**YOUR OBJECTIVE**
Report how many lines in the following entries contain "progress". Nothing else should be given.

[Extracted records]

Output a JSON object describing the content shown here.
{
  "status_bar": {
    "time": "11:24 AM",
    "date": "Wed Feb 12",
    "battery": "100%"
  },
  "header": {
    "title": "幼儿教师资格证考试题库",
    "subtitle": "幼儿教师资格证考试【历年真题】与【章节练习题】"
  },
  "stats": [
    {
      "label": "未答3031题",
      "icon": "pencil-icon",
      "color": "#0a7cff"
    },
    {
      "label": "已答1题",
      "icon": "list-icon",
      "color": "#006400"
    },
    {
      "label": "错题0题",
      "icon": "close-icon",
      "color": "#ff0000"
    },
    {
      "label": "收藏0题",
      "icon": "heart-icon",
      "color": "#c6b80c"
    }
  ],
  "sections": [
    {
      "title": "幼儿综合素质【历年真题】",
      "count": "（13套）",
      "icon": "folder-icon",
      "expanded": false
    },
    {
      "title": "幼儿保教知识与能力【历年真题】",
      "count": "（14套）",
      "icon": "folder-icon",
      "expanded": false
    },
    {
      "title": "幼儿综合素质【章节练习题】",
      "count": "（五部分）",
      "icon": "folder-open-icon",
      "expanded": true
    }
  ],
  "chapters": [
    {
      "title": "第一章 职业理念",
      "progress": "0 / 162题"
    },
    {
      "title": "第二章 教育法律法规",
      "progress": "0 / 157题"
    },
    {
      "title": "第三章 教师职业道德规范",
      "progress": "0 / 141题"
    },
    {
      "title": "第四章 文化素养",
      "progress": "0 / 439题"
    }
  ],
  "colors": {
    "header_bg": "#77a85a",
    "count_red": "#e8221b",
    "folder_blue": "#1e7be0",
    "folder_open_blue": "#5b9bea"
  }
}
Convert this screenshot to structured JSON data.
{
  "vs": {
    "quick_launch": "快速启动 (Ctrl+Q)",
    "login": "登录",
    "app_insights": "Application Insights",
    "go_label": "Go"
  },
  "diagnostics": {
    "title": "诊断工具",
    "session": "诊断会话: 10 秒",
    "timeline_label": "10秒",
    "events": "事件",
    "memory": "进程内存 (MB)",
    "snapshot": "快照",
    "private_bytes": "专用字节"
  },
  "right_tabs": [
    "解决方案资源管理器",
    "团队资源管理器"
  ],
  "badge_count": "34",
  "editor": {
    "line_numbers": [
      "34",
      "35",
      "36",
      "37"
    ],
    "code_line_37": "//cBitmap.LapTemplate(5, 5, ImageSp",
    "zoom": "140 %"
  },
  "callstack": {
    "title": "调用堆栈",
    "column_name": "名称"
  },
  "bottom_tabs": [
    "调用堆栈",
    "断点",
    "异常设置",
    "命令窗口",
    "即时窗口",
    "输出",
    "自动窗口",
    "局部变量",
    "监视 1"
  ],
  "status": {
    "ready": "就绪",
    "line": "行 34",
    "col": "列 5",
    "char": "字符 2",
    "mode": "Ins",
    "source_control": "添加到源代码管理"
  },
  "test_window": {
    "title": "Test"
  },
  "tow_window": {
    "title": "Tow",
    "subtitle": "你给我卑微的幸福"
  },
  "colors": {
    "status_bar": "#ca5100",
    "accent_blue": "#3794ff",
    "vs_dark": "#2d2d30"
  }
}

**EXERCISE SOLUTION**
4